1001 New Worshiping Communities
‘People with a heart’
Host congregation and a 1001 health insurance grant provide help after tragedy.
by Paul Seebeck
As Elbis Hernandez can attest, the kindness of a congregation, backed by the resources of a national church, can transform lives.
“It’s one of the reasons I’m still alive,” he says.
In July 2012 Hernandez received devastating news: his youngest son, 17-year-old Job Hernandez, had been killed when a car going the wrong way on an interstate near Raleigh, North Carolina, plowed into a minivan that Job was riding in. The minivan driver, Job’s 21-year-old brother, Natanael Hernandez, was seriously injured. The car driver died. Her blood-alcohol level was three times above the legal limit.
The news knocked Elbis Hernandez into a downward spiral of grief. But that’s when Milner Memorial Presbyterian Church in Raleigh stepped in.Continue reading
Fear in the land of imagination
A sermon about Exodus, Ferguson, and children refugees from Central America
By Patrick David Heery, editor
Two weeks ago, on August 24, 2014, I preached the following sermon at my home church in Cincinnati, Ohio. You can listen to the sermon here. It was important that I preach this sermon. It was important that I preach it in Cincinnati. Because years ago, when I was in the 11th grade, a white police officer shot yet another young unarmed African American man in the back. The shooting ripped the city apart, revealing deep ruptures that had been with the city for a very long time. The subsequent work to bring about justice and healing—and the real failure of that work—is what propelled me into ministry. It was in my anger, grief, and disillusionment in the political process that I heard God's call. And so here I was returning to Cincinnati to preach a guest sermon scheduled more than six months before I had ever heard of Ferguson, and I knew what the subject had to be.Continue reading
This special issue is a must-read for everyone who wants to better understand young adults and engage them in worship, education, and service.
Decluttering for Christmas, the new Advent Calendar from Presbyterians Today, is now available for pre-order!

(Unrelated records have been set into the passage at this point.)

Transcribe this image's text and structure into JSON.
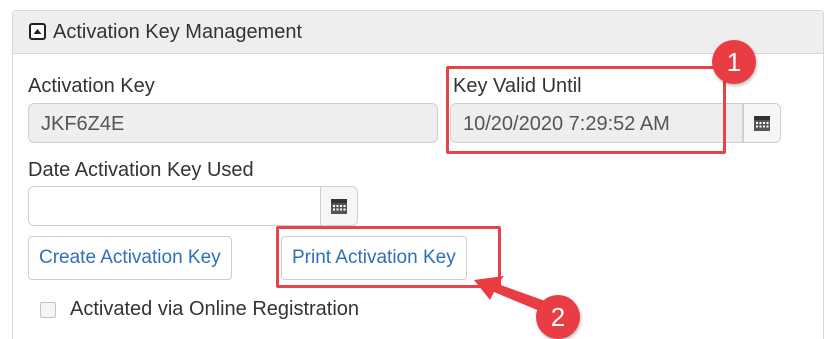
{
  "panel": {
    "title": "Activation Key Management",
    "collapse_icon": "collapse-square-icon"
  },
  "activation_key": {
    "label": "Activation Key",
    "value": "JKF6Z4E"
  },
  "key_valid_until": {
    "label": "Key Valid Until",
    "value": "10/20/2020 7:29:52 AM",
    "icon": "calendar-icon"
  },
  "date_used": {
    "label": "Date Activation Key Used",
    "value": "",
    "icon": "calendar-icon"
  },
  "buttons": {
    "create": "Create Activation Key",
    "print": "Print Activation Key"
  },
  "checkbox": {
    "label": "Activated via Online Registration",
    "checked": false
  },
  "annotations": {
    "step1": "1",
    "step2": "2",
    "highlight_color": "#e8424a"
  },
  "colors": {
    "link_blue": "#2f6fba",
    "header_bg": "#eeeeee",
    "readonly_bg": "#eeeeee"
  }
}
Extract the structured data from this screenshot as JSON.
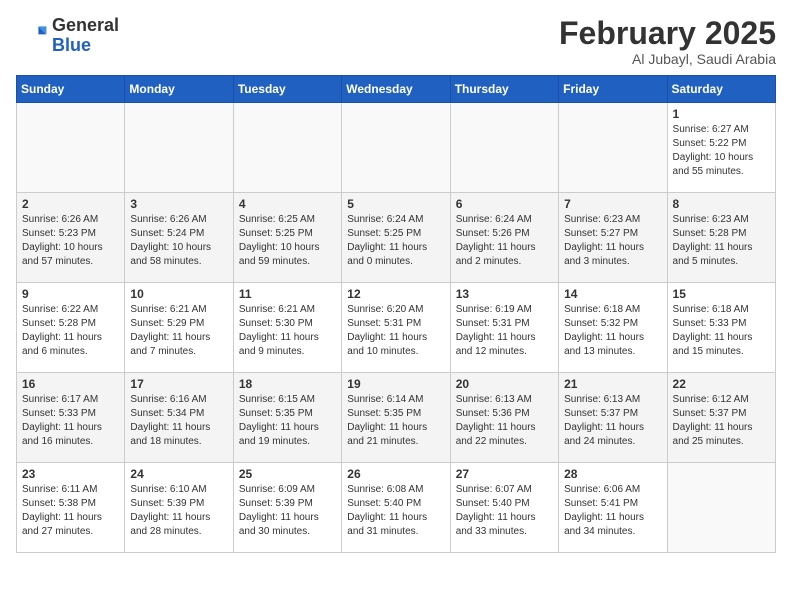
{
  "header": {
    "logo_general": "General",
    "logo_blue": "Blue",
    "month_year": "February 2025",
    "location": "Al Jubayl, Saudi Arabia"
  },
  "weekdays": [
    "Sunday",
    "Monday",
    "Tuesday",
    "Wednesday",
    "Thursday",
    "Friday",
    "Saturday"
  ],
  "weeks": [
    [
      {
        "day": "",
        "info": ""
      },
      {
        "day": "",
        "info": ""
      },
      {
        "day": "",
        "info": ""
      },
      {
        "day": "",
        "info": ""
      },
      {
        "day": "",
        "info": ""
      },
      {
        "day": "",
        "info": ""
      },
      {
        "day": "1",
        "info": "Sunrise: 6:27 AM\nSunset: 5:22 PM\nDaylight: 10 hours\nand 55 minutes."
      }
    ],
    [
      {
        "day": "2",
        "info": "Sunrise: 6:26 AM\nSunset: 5:23 PM\nDaylight: 10 hours\nand 57 minutes."
      },
      {
        "day": "3",
        "info": "Sunrise: 6:26 AM\nSunset: 5:24 PM\nDaylight: 10 hours\nand 58 minutes."
      },
      {
        "day": "4",
        "info": "Sunrise: 6:25 AM\nSunset: 5:25 PM\nDaylight: 10 hours\nand 59 minutes."
      },
      {
        "day": "5",
        "info": "Sunrise: 6:24 AM\nSunset: 5:25 PM\nDaylight: 11 hours\nand 0 minutes."
      },
      {
        "day": "6",
        "info": "Sunrise: 6:24 AM\nSunset: 5:26 PM\nDaylight: 11 hours\nand 2 minutes."
      },
      {
        "day": "7",
        "info": "Sunrise: 6:23 AM\nSunset: 5:27 PM\nDaylight: 11 hours\nand 3 minutes."
      },
      {
        "day": "8",
        "info": "Sunrise: 6:23 AM\nSunset: 5:28 PM\nDaylight: 11 hours\nand 5 minutes."
      }
    ],
    [
      {
        "day": "9",
        "info": "Sunrise: 6:22 AM\nSunset: 5:28 PM\nDaylight: 11 hours\nand 6 minutes."
      },
      {
        "day": "10",
        "info": "Sunrise: 6:21 AM\nSunset: 5:29 PM\nDaylight: 11 hours\nand 7 minutes."
      },
      {
        "day": "11",
        "info": "Sunrise: 6:21 AM\nSunset: 5:30 PM\nDaylight: 11 hours\nand 9 minutes."
      },
      {
        "day": "12",
        "info": "Sunrise: 6:20 AM\nSunset: 5:31 PM\nDaylight: 11 hours\nand 10 minutes."
      },
      {
        "day": "13",
        "info": "Sunrise: 6:19 AM\nSunset: 5:31 PM\nDaylight: 11 hours\nand 12 minutes."
      },
      {
        "day": "14",
        "info": "Sunrise: 6:18 AM\nSunset: 5:32 PM\nDaylight: 11 hours\nand 13 minutes."
      },
      {
        "day": "15",
        "info": "Sunrise: 6:18 AM\nSunset: 5:33 PM\nDaylight: 11 hours\nand 15 minutes."
      }
    ],
    [
      {
        "day": "16",
        "info": "Sunrise: 6:17 AM\nSunset: 5:33 PM\nDaylight: 11 hours\nand 16 minutes."
      },
      {
        "day": "17",
        "info": "Sunrise: 6:16 AM\nSunset: 5:34 PM\nDaylight: 11 hours\nand 18 minutes."
      },
      {
        "day": "18",
        "info": "Sunrise: 6:15 AM\nSunset: 5:35 PM\nDaylight: 11 hours\nand 19 minutes."
      },
      {
        "day": "19",
        "info": "Sunrise: 6:14 AM\nSunset: 5:35 PM\nDaylight: 11 hours\nand 21 minutes."
      },
      {
        "day": "20",
        "info": "Sunrise: 6:13 AM\nSunset: 5:36 PM\nDaylight: 11 hours\nand 22 minutes."
      },
      {
        "day": "21",
        "info": "Sunrise: 6:13 AM\nSunset: 5:37 PM\nDaylight: 11 hours\nand 24 minutes."
      },
      {
        "day": "22",
        "info": "Sunrise: 6:12 AM\nSunset: 5:37 PM\nDaylight: 11 hours\nand 25 minutes."
      }
    ],
    [
      {
        "day": "23",
        "info": "Sunrise: 6:11 AM\nSunset: 5:38 PM\nDaylight: 11 hours\nand 27 minutes."
      },
      {
        "day": "24",
        "info": "Sunrise: 6:10 AM\nSunset: 5:39 PM\nDaylight: 11 hours\nand 28 minutes."
      },
      {
        "day": "25",
        "info": "Sunrise: 6:09 AM\nSunset: 5:39 PM\nDaylight: 11 hours\nand 30 minutes."
      },
      {
        "day": "26",
        "info": "Sunrise: 6:08 AM\nSunset: 5:40 PM\nDaylight: 11 hours\nand 31 minutes."
      },
      {
        "day": "27",
        "info": "Sunrise: 6:07 AM\nSunset: 5:40 PM\nDaylight: 11 hours\nand 33 minutes."
      },
      {
        "day": "28",
        "info": "Sunrise: 6:06 AM\nSunset: 5:41 PM\nDaylight: 11 hours\nand 34 minutes."
      },
      {
        "day": "",
        "info": ""
      }
    ]
  ]
}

NEW THIRD EDITION. Presbyterians Today’s special issue and guidebook — “Welcome to the Presbyterian Church!” — is a wonderful introduction and overview of all things Presbyterian.